Money flow always helps funds perform better, and that’s starting to take shape.

Kailash Kulkarni 2

The team is extremely qualified and has great experience. On the equity side, Venu, Heenu Gupta (Fund Management, Equities), Neelotpal Sahai (Director, Indian Equities, and Head, Offshore Advisory), all of them have seen at least three (market) cycles. We are quite confident that the performance is coming back strongly.

It is said that foreign AMCs in India take a longer time to take decisions and get approvals for its products. How do you plan to Indianise HSBC AMC more?

HSBC is present in about 25 countries. When they undertook a restructuring exercise a few years back, they divided the world into two types of countries. One, where you can create a product in any part of the world and sell in any part of the world, those countries are governed regionally. And then you have countries like India, where you create the product in-house and you sell the product in-house. They don't report to the region anymore. There is oversight from the region, but the reporting is actually to the CEO of HSBC MF. This change has made things much faster.

Do you think it’s tough for a foreign AMC to crack the Indian MF market?

It’s tough if you don't adopt certain things that are important in India. For example, if you say you don't want to be present in tier two, tier three cities, then it’s tough. If you don't allow your fund management team to interact with distribution partners, it’s tough. There are certain things which are unique to India, if you're able to get those things in place, I don't see any difference between a foreign AMC and an Indian AMC.

Any gaps in your combined portfolio of funds?

One big gap is on the equity side, as we don't have a multi-cap fund, which will open on January 10. There's also a gap on the fixed income side. Also, we want to launch exchange-traded funds (ETFs) and a couple of portfolio management service (PMS) products going ahead.

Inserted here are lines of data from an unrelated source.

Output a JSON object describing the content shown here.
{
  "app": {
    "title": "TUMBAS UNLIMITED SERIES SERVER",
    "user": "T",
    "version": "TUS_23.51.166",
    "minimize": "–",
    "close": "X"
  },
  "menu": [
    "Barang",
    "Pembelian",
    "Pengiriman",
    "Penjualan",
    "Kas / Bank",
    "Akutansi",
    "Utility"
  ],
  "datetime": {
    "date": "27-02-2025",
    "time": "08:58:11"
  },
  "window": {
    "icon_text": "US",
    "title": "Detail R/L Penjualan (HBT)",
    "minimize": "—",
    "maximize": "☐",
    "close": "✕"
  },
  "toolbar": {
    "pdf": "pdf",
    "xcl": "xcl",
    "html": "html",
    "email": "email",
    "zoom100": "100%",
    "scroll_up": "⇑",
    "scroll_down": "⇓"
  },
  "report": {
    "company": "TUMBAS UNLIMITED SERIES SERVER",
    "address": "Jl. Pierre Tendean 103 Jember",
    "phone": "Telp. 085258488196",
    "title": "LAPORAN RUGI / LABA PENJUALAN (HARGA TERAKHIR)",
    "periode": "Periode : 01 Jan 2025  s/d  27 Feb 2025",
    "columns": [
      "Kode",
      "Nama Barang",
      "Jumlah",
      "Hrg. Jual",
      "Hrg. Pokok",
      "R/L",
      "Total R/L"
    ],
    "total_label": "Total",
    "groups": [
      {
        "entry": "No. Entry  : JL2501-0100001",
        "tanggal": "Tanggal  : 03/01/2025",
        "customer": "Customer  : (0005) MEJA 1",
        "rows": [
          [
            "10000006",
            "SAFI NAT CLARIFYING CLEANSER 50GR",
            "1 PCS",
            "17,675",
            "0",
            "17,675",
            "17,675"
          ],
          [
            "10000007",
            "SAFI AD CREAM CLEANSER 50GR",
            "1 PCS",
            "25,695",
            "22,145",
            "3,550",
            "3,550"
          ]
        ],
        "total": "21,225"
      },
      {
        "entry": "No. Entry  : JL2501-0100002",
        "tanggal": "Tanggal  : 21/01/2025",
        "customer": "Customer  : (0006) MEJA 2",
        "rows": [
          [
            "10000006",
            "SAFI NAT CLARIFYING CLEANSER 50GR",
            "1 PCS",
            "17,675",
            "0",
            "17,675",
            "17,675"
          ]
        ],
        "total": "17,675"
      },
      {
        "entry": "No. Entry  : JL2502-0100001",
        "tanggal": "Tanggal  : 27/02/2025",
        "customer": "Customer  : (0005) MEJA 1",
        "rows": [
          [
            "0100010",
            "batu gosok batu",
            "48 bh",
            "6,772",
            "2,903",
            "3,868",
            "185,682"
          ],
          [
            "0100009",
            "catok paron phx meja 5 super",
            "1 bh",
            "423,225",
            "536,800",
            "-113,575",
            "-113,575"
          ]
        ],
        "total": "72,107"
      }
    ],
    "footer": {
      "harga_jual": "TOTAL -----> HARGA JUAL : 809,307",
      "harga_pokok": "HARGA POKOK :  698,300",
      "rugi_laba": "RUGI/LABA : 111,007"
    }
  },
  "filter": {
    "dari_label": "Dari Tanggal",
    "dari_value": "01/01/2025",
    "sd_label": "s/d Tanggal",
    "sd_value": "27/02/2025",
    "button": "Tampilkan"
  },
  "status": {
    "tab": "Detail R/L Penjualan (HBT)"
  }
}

How are you going to ensure that the data of your investors is going to remain only with the fund house and is not shared with the bank for cross selling?

By law, we are not allowed to share data.

I cannot give my data to the bank, saying please cross-sell your products to our premier customers. Second, both the entities would be in segregated spaces with restricted access. Also, across various towns and cities, we will be setting up our own branches, HSBC Mutual Fund will be independent of the bank’s branches.

Kailash Kulkarni 3

You will also face competition from new entrants coming in, PMS players, and curated portfolio services. How do you view this competition?

I don't see PMS and curated portfolios as competitors at all. PMS and curated portfolios cater to HNIs (high net-worth individuals). As an HNI, you have money, part of which is allocated to MFs, some for early-stage startups, etc. We just have 3.5 crore investors in our industry, which is going to get much bigger. I think there's enough food on the table for everybody to eat.

(Kayezad E. Adajania contributed to his piece)
Abhinav Kaul
first published: Jan 10, 2023 08:42 am